However Chinese officials have previously expressed their disdain for North Korea's provocative actions.

Beijing was quick to pour cold water on the suggestion that the overall rise in trade suggested it was not complying with U.N. Security Council resolutions created to punish Pyongyang for its nuclear tests and missile launches. Chinese officials say the February suspension of imports of North Korean coal for the rest of this year was part of efforts to enforce those sanctions.

The data on the customs agency's website didn't break out iron-ore imports from North Korea in the first half.

"Trade between China and North Korea grew nearly 40 per cent in the first quarter".

China insists none of its current trade with Pyongyang is in violation of worldwide sanctions.

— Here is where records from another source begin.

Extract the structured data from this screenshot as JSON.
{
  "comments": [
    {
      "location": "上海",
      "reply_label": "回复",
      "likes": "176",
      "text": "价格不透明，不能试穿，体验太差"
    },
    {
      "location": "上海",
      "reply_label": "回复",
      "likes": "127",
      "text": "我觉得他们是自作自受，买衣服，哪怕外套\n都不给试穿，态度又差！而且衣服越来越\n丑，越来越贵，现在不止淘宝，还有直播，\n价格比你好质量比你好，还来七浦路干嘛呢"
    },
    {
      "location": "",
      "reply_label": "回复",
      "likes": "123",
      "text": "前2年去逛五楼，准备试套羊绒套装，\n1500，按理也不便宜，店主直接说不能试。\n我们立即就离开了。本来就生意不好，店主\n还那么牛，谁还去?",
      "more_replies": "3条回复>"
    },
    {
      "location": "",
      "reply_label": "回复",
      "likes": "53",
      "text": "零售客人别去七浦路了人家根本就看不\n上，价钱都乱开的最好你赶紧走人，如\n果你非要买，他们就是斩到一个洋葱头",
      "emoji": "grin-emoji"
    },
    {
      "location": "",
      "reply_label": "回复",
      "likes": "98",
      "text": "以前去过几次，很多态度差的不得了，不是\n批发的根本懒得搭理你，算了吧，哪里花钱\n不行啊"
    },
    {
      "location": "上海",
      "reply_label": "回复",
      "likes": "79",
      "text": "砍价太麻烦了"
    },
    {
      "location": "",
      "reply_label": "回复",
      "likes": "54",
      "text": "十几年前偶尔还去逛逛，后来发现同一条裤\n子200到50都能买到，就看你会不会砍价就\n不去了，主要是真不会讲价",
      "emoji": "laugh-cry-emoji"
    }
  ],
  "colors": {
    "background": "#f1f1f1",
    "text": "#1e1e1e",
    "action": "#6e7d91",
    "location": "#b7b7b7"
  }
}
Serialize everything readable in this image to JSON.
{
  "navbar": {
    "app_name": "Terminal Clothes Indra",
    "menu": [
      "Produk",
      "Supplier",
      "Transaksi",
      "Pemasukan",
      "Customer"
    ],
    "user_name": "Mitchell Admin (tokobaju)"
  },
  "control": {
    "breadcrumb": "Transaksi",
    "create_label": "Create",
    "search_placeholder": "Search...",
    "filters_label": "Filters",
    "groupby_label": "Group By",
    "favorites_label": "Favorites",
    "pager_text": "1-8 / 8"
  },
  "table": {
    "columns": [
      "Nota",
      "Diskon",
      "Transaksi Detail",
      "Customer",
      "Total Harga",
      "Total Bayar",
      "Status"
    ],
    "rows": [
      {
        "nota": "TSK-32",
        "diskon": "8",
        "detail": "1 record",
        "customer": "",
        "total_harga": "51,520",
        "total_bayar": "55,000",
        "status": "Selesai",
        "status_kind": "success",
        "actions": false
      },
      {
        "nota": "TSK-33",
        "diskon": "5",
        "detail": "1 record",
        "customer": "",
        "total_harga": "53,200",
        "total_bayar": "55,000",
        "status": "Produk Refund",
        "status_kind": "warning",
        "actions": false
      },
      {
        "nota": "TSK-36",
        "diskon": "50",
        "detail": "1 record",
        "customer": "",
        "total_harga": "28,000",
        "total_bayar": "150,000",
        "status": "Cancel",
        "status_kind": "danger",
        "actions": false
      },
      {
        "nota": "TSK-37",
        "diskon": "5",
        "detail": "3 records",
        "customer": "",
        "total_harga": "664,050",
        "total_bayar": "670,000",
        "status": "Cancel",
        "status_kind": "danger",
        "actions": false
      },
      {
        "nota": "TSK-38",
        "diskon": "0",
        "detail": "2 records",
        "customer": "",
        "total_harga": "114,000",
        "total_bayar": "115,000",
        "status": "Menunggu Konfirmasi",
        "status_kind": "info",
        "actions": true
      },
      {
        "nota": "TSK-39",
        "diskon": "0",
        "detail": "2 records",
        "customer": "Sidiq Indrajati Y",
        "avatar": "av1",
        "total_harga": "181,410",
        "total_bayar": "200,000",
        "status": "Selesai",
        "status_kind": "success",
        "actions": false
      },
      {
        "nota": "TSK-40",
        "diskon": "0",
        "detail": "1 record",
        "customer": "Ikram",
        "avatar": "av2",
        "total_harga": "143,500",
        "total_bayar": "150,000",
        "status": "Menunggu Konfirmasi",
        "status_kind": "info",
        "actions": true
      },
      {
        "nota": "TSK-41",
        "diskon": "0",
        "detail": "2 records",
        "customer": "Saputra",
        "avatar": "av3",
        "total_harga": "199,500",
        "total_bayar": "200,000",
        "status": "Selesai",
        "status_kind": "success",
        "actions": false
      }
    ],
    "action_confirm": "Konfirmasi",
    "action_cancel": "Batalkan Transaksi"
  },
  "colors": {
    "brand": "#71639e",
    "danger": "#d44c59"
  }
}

Despite that track record, the Trump White House displayed an initial optimism, presenting North Korea as an easily solvable problem with the help of Chinese President Xi Jinping, with whom Trump had a friendly summit back in April.